Dispersal of fruits and seeds
Dispersal of Fruits and Seeds the dispersal of fruits and seeds is the advantage of plants, as it enables them to flourish in a peaceful manner and find new localities where conditions are favorable for their growth.
The fruits and seeds are dispersed by different agencies; the chief agencies are wind, water, animals and explosive mechanisms.
1. Dispersal by Wind:
The seeds dispersed by wind are light in weight and this enables them to remain in air for a long time, e.g., seeds of orchids. These seeds are characterized by certain modifications which include (i) parachute mechanism (ii) development of wings (iii) hairy outgrowths (iv) censor mechanism and (v) pappus formation. The mode of wind dispersal is observed in seeds of pinus, sunflower, dodak, cotton and datura.
2. Dispersal by Water:
Water dispersal is observed in seeds of aquatic plants and the plants which grow along the banks of rivers and lakes and by the shores of the sea. The seeds and fruits of such plants develop spongy outer covering to keep them floating for some time, e.g., lotus, coconut, etc.
3. Dispersal by Animals:
The seeds and fruits in this case may develop outgrowths like hooks, spines and sticky glands by means of which they stick to the bodies of animals or clothing of mankind, e.g., seeds of saffron, and mulberry are eaten by birds and animals and are passed out unaffected along with the faces at some other places.
4. Dispersal by Explosive Mechanism:

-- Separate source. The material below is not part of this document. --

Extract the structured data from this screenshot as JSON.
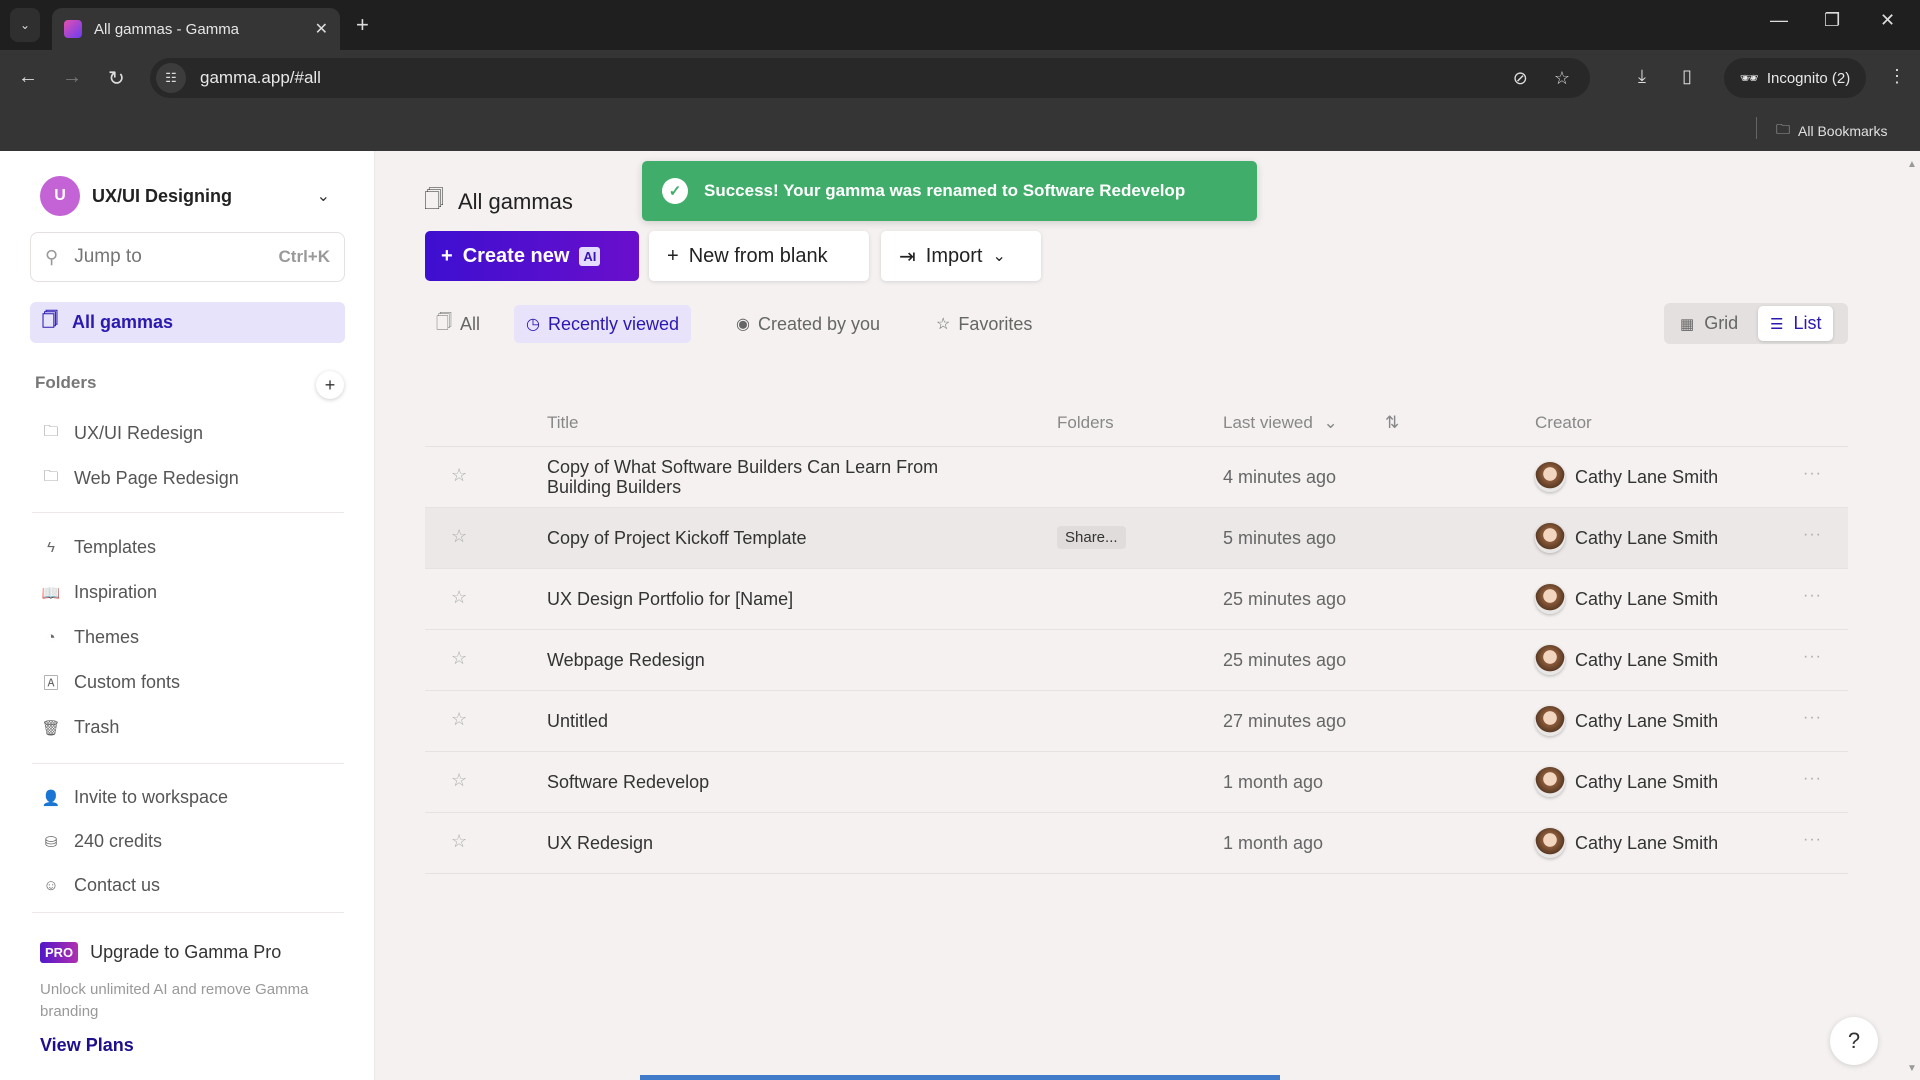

In this case, the ripened fruits burst out by slight disturbance with such a force that the seeds are scattered and dispersed out far away from the parent plant, e.g., balsam, castor, oxalis and squirting gourd.